*** Data extracts Section Begins ***
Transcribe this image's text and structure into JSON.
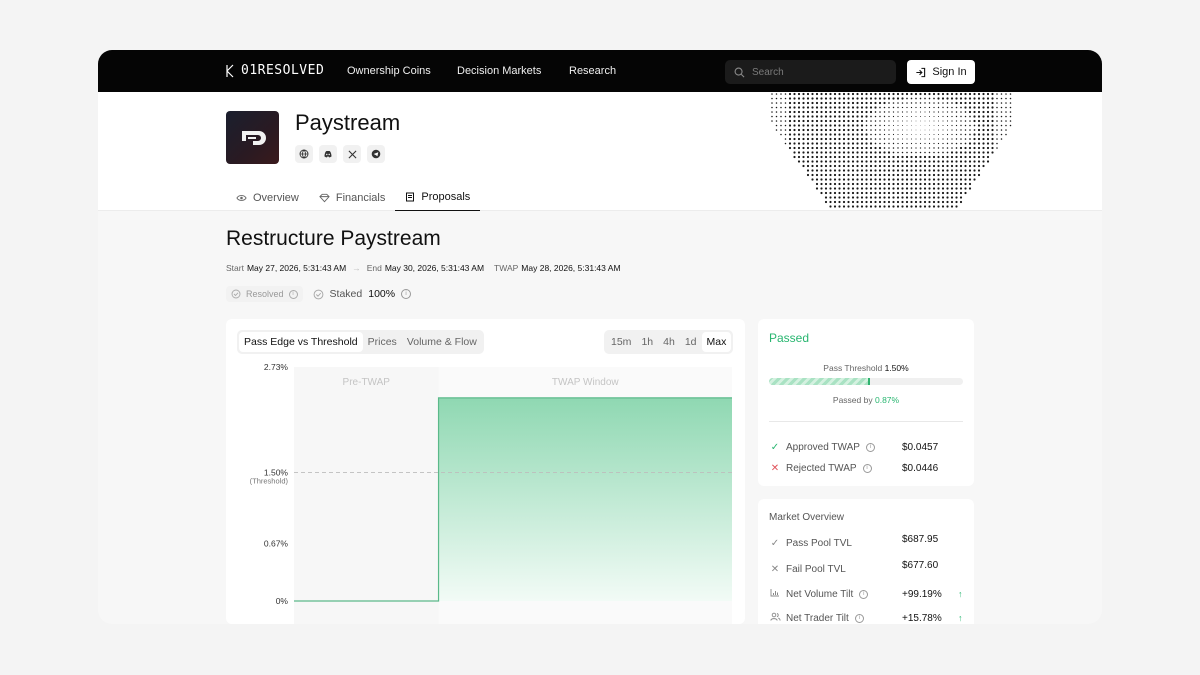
{
  "nav": {
    "logo": "01RESOLVED",
    "links": [
      "Ownership Coins",
      "Decision Markets",
      "Research"
    ],
    "search_placeholder": "Search",
    "signin_label": "Sign In"
  },
  "project": {
    "name": "Paystream",
    "social_icons": [
      "globe-icon",
      "discord-icon",
      "x-icon",
      "telegram-icon"
    ],
    "tabs": [
      {
        "label": "Overview",
        "icon": "eye-icon",
        "active": false
      },
      {
        "label": "Financials",
        "icon": "diamond-icon",
        "active": false
      },
      {
        "label": "Proposals",
        "icon": "scroll-icon",
        "active": true
      }
    ]
  },
  "proposal": {
    "title": "Restructure Paystream",
    "start_label": "Start",
    "start": "May 27, 2026, 5:31:43 AM",
    "end_label": "End",
    "end": "May 30, 2026, 5:31:43 AM",
    "twap_label": "TWAP",
    "twap": "May 28, 2026, 5:31:43 AM",
    "resolved_label": "Resolved",
    "staked_label": "Staked",
    "staked_value": "100%"
  },
  "chart_tabs": [
    "Pass Edge vs Threshold",
    "Prices",
    "Volume & Flow"
  ],
  "chart_active_tab": "Pass Edge vs Threshold",
  "range_tabs": [
    "15m",
    "1h",
    "4h",
    "1d",
    "Max"
  ],
  "range_active": "Max",
  "chart_data": {
    "type": "area",
    "regions": [
      "Pre-TWAP",
      "TWAP Window"
    ],
    "y_ticks": [
      "2.73%",
      "1.50%",
      "0.67%",
      "0%"
    ],
    "threshold_label": "(Threshold)",
    "threshold": 1.5,
    "ylim": [
      0,
      2.73
    ],
    "x": [
      0,
      1,
      1,
      2
    ],
    "values": [
      0,
      0,
      2.37,
      2.37
    ],
    "pre_twap_end_fraction": 0.33,
    "colors": {
      "line": "#5bb98a",
      "fill_top": "#8fd8b2",
      "fill_bottom": "#f2fbf6",
      "threshold": "#bdbdbd"
    }
  },
  "pass_panel": {
    "status": "Passed",
    "threshold_label": "Pass Threshold",
    "threshold_value": "1.50%",
    "fill_fraction": 0.52,
    "passed_by_label": "Passed by",
    "passed_by_value": "0.87%",
    "rows": [
      {
        "label": "Approved TWAP",
        "value": "$0.0457",
        "icon": "check-icon"
      },
      {
        "label": "Rejected TWAP",
        "value": "$0.0446",
        "icon": "x-icon"
      }
    ]
  },
  "market_overview": {
    "title": "Market Overview",
    "rows": [
      {
        "label": "Pass Pool TVL",
        "value": "$687.95",
        "icon": "check-icon",
        "info": false,
        "up": false
      },
      {
        "label": "Fail Pool TVL",
        "value": "$677.60",
        "icon": "x-icon",
        "info": false,
        "up": false
      },
      {
        "label": "Net Volume Tilt",
        "value": "+99.19%",
        "icon": "bar-chart-icon",
        "info": true,
        "up": true
      },
      {
        "label": "Net Trader Tilt",
        "value": "+15.78%",
        "icon": "users-icon",
        "info": true,
        "up": true
      }
    ]
  },
  "colors": {
    "accent_green": "#28b670",
    "danger": "#e0525a"
  }
}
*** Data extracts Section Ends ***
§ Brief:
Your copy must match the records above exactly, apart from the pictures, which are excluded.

§ Completed exercise:
Transcribe this image's text and structure into JSON.
{
  "nav": {
    "logo": "01RESOLVED",
    "links": [
      "Ownership Coins",
      "Decision Markets",
      "Research"
    ],
    "search_placeholder": "Search",
    "signin_label": "Sign In"
  },
  "project": {
    "name": "Paystream",
    "social_icons": [
      "globe-icon",
      "discord-icon",
      "x-icon",
      "telegram-icon"
    ],
    "tabs": [
      {
        "label": "Overview",
        "icon": "eye-icon",
        "active": false
      },
      {
        "label": "Financials",
        "icon": "diamond-icon",
        "active": false
      },
      {
        "label": "Proposals",
        "icon": "scroll-icon",
        "active": true
      }
    ]
  },
  "proposal": {
    "title": "Restructure Paystream",
    "start_label": "Start",
    "start": "May 27, 2026, 5:31:43 AM",
    "end_label": "End",
    "end": "May 30, 2026, 5:31:43 AM",
    "twap_label": "TWAP",
    "twap": "May 28, 2026, 5:31:43 AM",
    "resolved_label": "Resolved",
    "staked_label": "Staked",
    "staked_value": "100%"
  },
  "chart_tabs": [
    "Pass Edge vs Threshold",
    "Prices",
    "Volume & Flow"
  ],
  "chart_active_tab": "Pass Edge vs Threshold",
  "range_tabs": [
    "15m",
    "1h",
    "4h",
    "1d",
    "Max"
  ],
  "range_active": "Max",
  "chart_data": {
    "type": "area",
    "regions": [
      "Pre-TWAP",
      "TWAP Window"
    ],
    "y_ticks": [
      "2.73%",
      "1.50%",
      "0.67%",
      "0%"
    ],
    "threshold_label": "(Threshold)",
    "threshold": 1.5,
    "ylim": [
      0,
      2.73
    ],
    "x": [
      0,
      1,
      1,
      2
    ],
    "values": [
      0,
      0,
      2.37,
      2.37
    ],
    "pre_twap_end_fraction": 0.33,
    "colors": {
      "line": "#5bb98a",
      "fill_top": "#8fd8b2",
      "fill_bottom": "#f2fbf6",
      "threshold": "#bdbdbd"
    }
  },
  "pass_panel": {
    "status": "Passed",
    "threshold_label": "Pass Threshold",
    "threshold_value": "1.50%",
    "fill_fraction": 0.52,
    "passed_by_label": "Passed by",
    "passed_by_value": "0.87%",
    "rows": [
      {
        "label": "Approved TWAP",
        "value": "$0.0457",
        "icon": "check-icon"
      },
      {
        "label": "Rejected TWAP",
        "value": "$0.0446",
        "icon": "x-icon"
      }
    ]
  },
  "market_overview": {
    "title": "Market Overview",
    "rows": [
      {
        "label": "Pass Pool TVL",
        "value": "$687.95",
        "icon": "check-icon",
        "info": false,
        "up": false
      },
      {
        "label": "Fail Pool TVL",
        "value": "$677.60",
        "icon": "x-icon",
        "info": false,
        "up": false
      },
      {
        "label": "Net Volume Tilt",
        "value": "+99.19%",
        "icon": "bar-chart-icon",
        "info": true,
        "up": true
      },
      {
        "label": "Net Trader Tilt",
        "value": "+15.78%",
        "icon": "users-icon",
        "info": true,
        "up": true
      }
    ]
  },
  "colors": {
    "accent_green": "#28b670",
    "danger": "#e0525a"
  }
}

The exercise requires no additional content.